= Work required =
Which of the lines in the listing that follows hold "this"? Pull each one out.

-.-.-

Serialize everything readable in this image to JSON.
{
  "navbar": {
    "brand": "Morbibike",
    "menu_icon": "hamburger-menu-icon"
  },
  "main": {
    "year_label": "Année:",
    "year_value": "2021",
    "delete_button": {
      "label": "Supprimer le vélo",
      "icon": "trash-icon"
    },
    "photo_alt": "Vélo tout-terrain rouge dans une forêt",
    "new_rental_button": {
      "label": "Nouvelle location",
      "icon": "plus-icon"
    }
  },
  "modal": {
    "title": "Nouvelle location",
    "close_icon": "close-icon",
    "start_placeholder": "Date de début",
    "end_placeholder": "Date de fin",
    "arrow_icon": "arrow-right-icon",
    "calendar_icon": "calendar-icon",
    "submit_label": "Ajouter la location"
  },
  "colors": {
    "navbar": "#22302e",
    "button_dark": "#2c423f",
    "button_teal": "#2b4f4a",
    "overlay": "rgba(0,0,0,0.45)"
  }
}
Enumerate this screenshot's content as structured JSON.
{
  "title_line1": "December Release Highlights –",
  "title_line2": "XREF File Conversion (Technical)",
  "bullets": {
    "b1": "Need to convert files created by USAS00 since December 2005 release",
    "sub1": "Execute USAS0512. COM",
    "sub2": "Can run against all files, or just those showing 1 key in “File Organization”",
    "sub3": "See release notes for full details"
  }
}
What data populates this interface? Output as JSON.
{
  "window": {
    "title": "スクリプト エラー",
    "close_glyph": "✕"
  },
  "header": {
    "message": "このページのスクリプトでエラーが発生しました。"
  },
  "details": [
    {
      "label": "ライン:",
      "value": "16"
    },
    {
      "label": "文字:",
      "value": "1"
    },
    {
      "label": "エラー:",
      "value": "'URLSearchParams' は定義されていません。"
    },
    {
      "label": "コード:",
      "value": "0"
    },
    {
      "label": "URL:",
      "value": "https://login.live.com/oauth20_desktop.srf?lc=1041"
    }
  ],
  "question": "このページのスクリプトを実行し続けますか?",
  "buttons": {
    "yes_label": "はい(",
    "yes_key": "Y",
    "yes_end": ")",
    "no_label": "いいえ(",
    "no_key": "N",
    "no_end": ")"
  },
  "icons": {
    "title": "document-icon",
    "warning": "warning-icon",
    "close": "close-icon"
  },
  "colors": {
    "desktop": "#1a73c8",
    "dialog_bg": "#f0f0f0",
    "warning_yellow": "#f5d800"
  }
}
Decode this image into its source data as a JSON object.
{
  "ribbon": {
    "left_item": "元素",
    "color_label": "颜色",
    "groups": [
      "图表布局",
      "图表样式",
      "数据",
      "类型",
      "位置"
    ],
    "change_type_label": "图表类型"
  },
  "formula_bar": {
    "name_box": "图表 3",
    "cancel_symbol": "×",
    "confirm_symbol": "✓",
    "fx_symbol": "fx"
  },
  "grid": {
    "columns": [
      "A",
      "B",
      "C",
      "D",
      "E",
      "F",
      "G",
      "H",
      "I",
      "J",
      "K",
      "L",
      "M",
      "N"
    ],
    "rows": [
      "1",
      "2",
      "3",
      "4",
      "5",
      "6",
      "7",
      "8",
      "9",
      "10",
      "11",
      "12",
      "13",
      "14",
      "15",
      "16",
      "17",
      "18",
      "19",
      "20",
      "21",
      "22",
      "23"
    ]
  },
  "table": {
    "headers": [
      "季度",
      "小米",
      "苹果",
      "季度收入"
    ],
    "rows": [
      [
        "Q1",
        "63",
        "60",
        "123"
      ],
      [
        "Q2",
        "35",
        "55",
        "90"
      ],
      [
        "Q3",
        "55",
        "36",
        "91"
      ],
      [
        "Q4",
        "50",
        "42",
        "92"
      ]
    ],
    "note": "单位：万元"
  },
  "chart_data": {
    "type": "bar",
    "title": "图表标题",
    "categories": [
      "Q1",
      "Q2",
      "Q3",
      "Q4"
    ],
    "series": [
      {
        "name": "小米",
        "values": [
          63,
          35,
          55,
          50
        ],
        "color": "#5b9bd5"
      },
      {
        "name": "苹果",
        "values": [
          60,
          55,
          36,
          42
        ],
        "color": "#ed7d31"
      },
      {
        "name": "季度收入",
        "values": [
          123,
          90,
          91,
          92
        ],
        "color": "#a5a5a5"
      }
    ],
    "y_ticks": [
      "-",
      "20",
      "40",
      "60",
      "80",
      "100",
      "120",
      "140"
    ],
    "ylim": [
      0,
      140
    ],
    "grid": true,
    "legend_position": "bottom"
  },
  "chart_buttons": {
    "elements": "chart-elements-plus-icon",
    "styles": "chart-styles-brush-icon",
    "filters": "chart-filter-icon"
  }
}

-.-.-

= Written reply =
Serialize everything readable in this image to JSON.
Enumerate this screenshot's content as structured JSON.
What data populates this interface? Output as JSON.
Decode this image into its source data as a JSON object.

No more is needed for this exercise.